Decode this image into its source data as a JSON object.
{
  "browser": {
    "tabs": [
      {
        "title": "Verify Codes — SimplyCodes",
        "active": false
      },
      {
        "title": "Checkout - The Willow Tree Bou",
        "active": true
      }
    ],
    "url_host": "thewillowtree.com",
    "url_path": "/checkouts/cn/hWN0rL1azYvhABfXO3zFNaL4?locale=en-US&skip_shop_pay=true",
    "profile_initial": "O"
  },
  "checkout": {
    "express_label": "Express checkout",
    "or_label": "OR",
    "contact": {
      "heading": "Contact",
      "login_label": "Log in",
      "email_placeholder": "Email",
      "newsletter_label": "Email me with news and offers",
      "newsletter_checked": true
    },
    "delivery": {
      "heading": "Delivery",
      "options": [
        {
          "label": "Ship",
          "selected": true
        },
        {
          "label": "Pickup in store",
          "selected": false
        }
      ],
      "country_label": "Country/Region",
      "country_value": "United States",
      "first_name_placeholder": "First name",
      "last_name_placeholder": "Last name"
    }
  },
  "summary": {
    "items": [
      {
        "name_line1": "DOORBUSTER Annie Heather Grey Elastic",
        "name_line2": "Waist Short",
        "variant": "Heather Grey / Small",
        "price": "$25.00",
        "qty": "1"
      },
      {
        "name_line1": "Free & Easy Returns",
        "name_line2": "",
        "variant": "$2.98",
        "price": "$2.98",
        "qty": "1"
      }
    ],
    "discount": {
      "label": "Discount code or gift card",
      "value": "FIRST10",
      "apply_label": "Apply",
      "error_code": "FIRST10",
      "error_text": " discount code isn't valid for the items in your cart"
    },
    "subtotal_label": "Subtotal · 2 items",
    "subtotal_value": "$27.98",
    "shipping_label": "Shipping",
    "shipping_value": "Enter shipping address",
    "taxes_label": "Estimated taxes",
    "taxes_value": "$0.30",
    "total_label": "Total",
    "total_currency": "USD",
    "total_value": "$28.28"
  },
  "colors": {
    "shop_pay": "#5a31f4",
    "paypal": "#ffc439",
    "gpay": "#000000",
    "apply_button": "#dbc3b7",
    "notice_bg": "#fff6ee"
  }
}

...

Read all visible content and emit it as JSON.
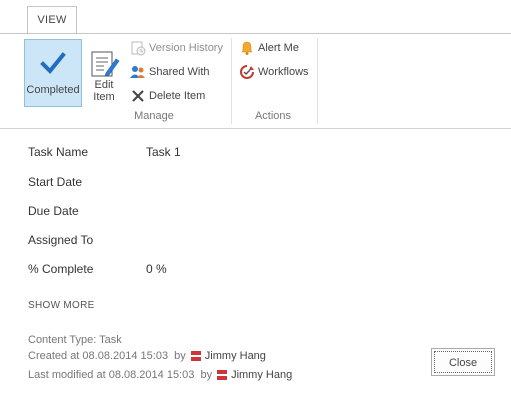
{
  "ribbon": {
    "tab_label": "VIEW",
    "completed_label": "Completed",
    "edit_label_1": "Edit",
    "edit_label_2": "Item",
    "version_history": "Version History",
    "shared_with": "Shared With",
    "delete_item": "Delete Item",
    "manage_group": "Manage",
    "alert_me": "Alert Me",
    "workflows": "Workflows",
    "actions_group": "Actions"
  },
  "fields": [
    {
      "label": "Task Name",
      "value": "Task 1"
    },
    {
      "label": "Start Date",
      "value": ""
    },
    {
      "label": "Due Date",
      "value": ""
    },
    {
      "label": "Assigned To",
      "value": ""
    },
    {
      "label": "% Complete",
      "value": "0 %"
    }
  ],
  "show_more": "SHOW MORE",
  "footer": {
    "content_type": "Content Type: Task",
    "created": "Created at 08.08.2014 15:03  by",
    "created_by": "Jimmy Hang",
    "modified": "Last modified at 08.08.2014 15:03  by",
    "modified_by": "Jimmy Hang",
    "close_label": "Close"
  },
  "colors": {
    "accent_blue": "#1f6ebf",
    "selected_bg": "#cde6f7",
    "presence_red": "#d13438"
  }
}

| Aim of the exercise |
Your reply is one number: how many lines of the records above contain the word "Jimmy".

| Output |
2